Clare Waight Keller makes headlines after her appointment as Givenchy’s first ever female Creative Director. Fresh off her departure from Chloé, Keller follows in the footstep of highly-acclaimed Riccardo Tisci. Her appointment comes in the same week as the latest Guardian Weekly‘s new issue, titled “Why Fashion’s Future is Female”. The shift signifies a new era in fashion, following New York Times’ Vanessa Friedman’s critic of the lack of women in the fashion industry. It’s official, women are taking over high fashion.
Below, the 4 women that are set to shape the industry in the years to come.
Maria Grazia Chiuri of Dior
When Maria Grazia Chiuri was named Dior’s Creative Director in July 2016, she make history. Chiuri is the first woman at the helm in Dior’s 69 years of existence. Previously, she was best known for her ethereal designs at Valentino, alongside longtime creative partner Pierpaolo Piccioli. At Dior, Chiuri mixes the house’s iconic designs, namely the Bar jacket, with her signature romantic design and strong feminist vision. Her “All Women Should Be Feminists” t-shirt, inspired by Chimamanda Ngozi Adichie’s famous essay of the same title, creates social media frenzy.
Bouchra Jarrar of Lanvin
To replace Alber Elbaz, who was an applauded Creative Director at Lanvin for 14 years, would not be an easy task. After months of speculation, Lanvin announced Bouchra Jarrar, a rather obscure name for those whose fashion bible is Instagram. Although far from the spotlight, Jarrar packs a high-profile stints at Jean Paul Gaultier and Balenciaga. Also, her namesake line is an official member of Chambre Syndicale de la Haute Couture, making it entitled to use the often-misused term “haute couture”.
Clare Waight Keller of Givenchy
Clare Waight Keller’s Givenchy appointment (on Instagram, no less), besides making her the first female Creative Director at the house, also marks LVMH’s second female director appointments in short succession (following Chiuri at Dior). Keller left her top position at Chloé on a high note, with her swan song being the fall 2017 collection, shown at Paris Fashion Week earlier this month. The show was attended by many strong female personalities, including Isabelle Huppert and Solange Knowles.

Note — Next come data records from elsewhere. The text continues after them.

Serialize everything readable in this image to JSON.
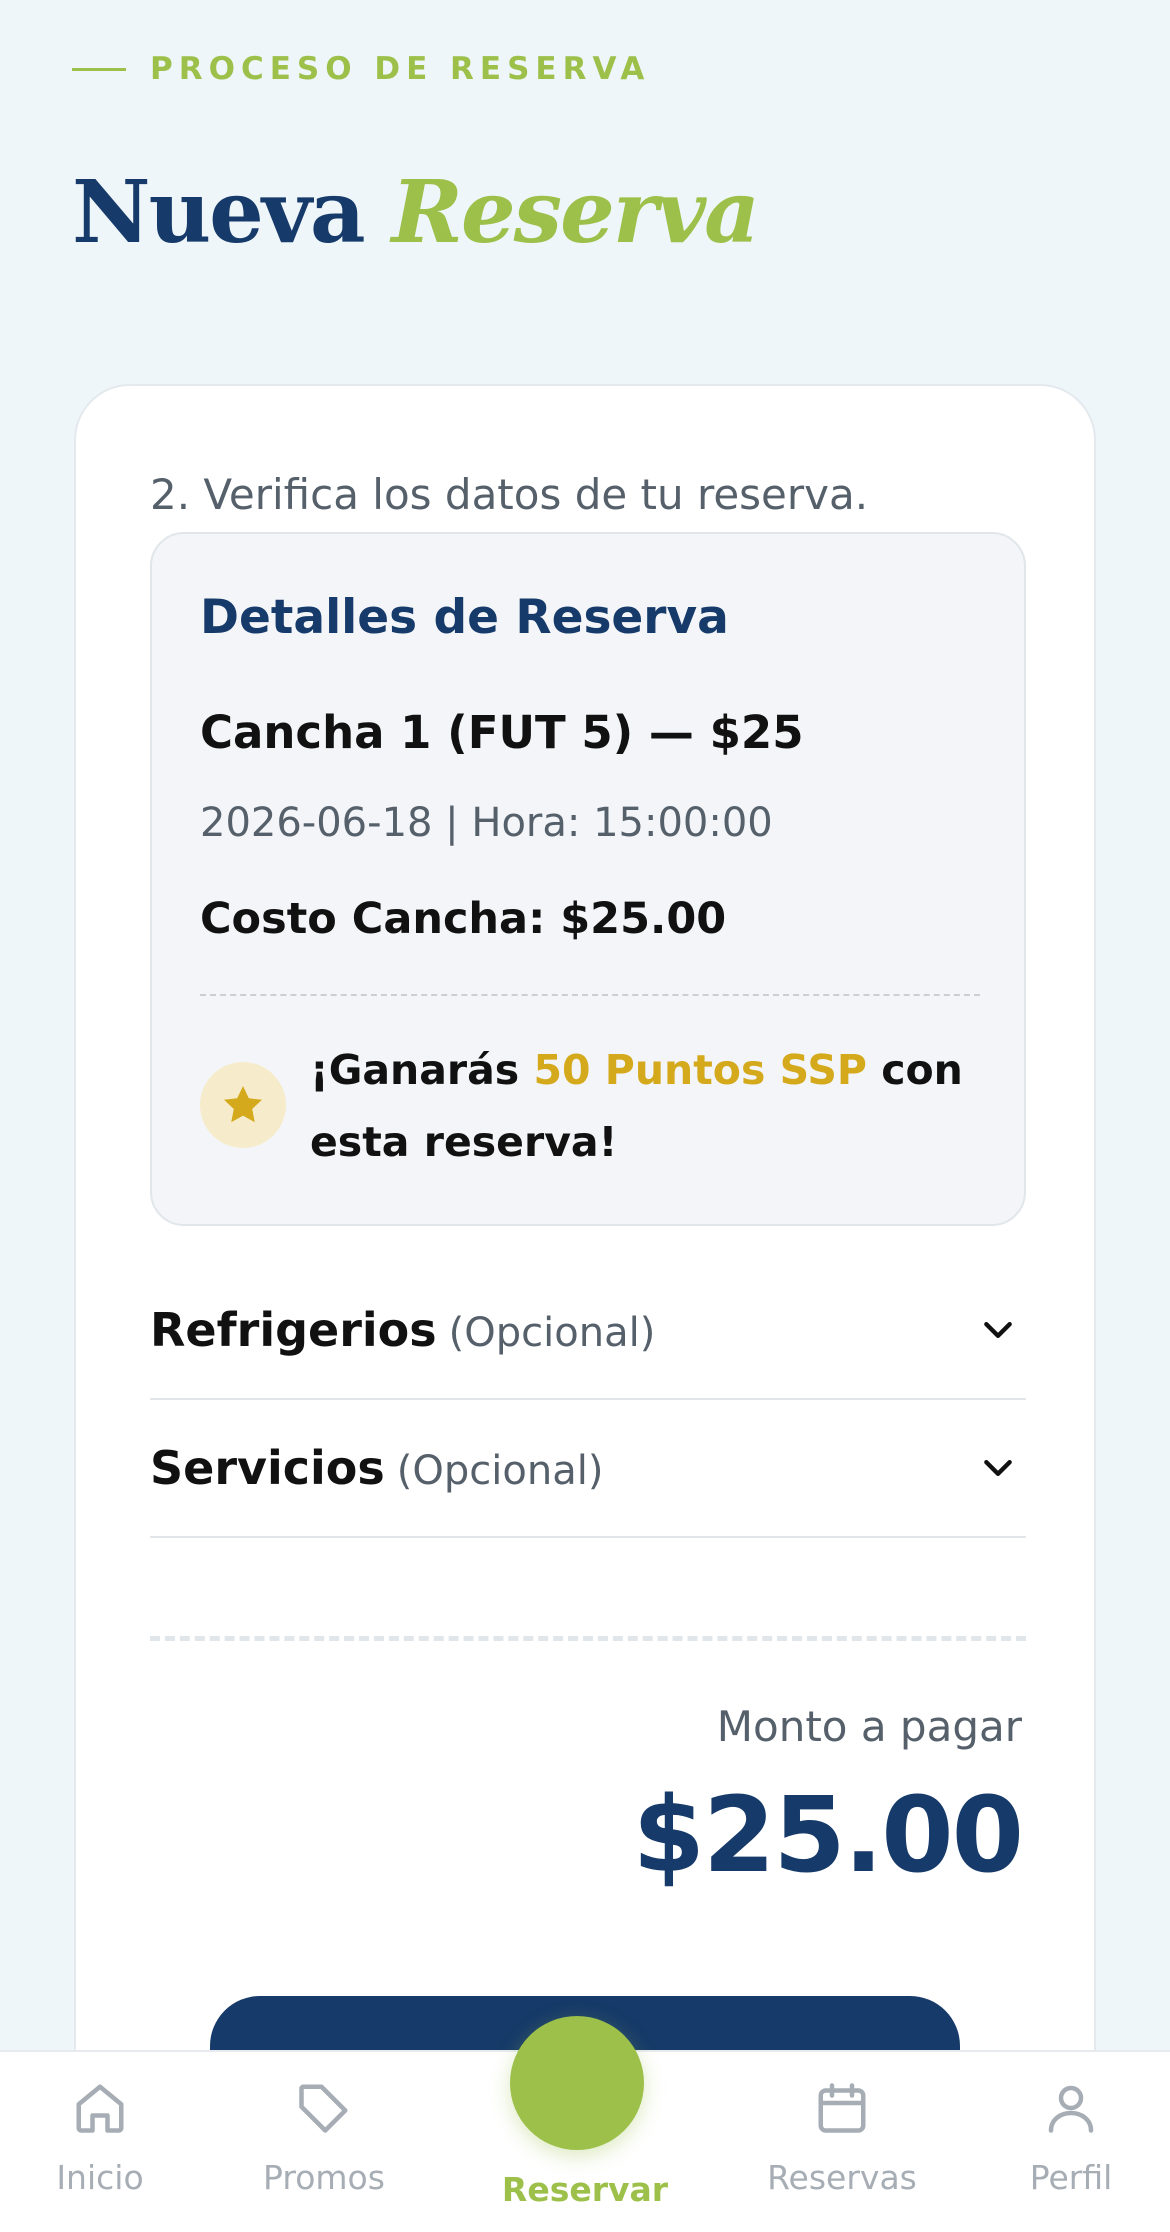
{
  "header": {
    "eyebrow": "PROCESO DE RESERVA",
    "title_main": "Nueva",
    "title_accent": "Reserva"
  },
  "card": {
    "step_label": "2. Verifica los datos de tu reserva.",
    "details": {
      "title": "Detalles de Reserva",
      "court": "Cancha 1 (FUT 5) — $25",
      "datetime": "2026-06-18 | Hora: 15:00:00",
      "court_cost": "Costo Cancha: $25.00",
      "points_prefix": "¡Ganarás ",
      "points_highlight": "50 Puntos SSP",
      "points_suffix": " con esta reserva!"
    },
    "accordions": [
      {
        "name": "Refrigerios",
        "optional": "(Opcional)"
      },
      {
        "name": "Servicios",
        "optional": "(Opcional)"
      }
    ],
    "amount_label": "Monto a pagar",
    "amount": "$25.00"
  },
  "nav": {
    "items": [
      {
        "label": "Inicio",
        "icon": "home-icon"
      },
      {
        "label": "Promos",
        "icon": "tag-icon"
      },
      {
        "label": "Reservar",
        "icon": "reserve-button"
      },
      {
        "label": "Reservas",
        "icon": "calendar-icon"
      },
      {
        "label": "Perfil",
        "icon": "user-icon"
      }
    ]
  },
  "colors": {
    "navy": "#163a69",
    "lime": "#9cc04a",
    "gold": "#d4a91c"
  }
}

Natacha Ramsay-Levi at Chloè
When Natacha Ramsay-Levi was named successor to Keller at Chloé in January, there was no surprise of her being a woman. The French brand is ahead of the curve in terms of female at the helm, including Stella McCartney and Phoebe Philo. Previously, she was Design Director at Louis Vuitton, working closely with Nicolas Ghesquière. She was also Ghesquière’s creative partner at Balenciaga.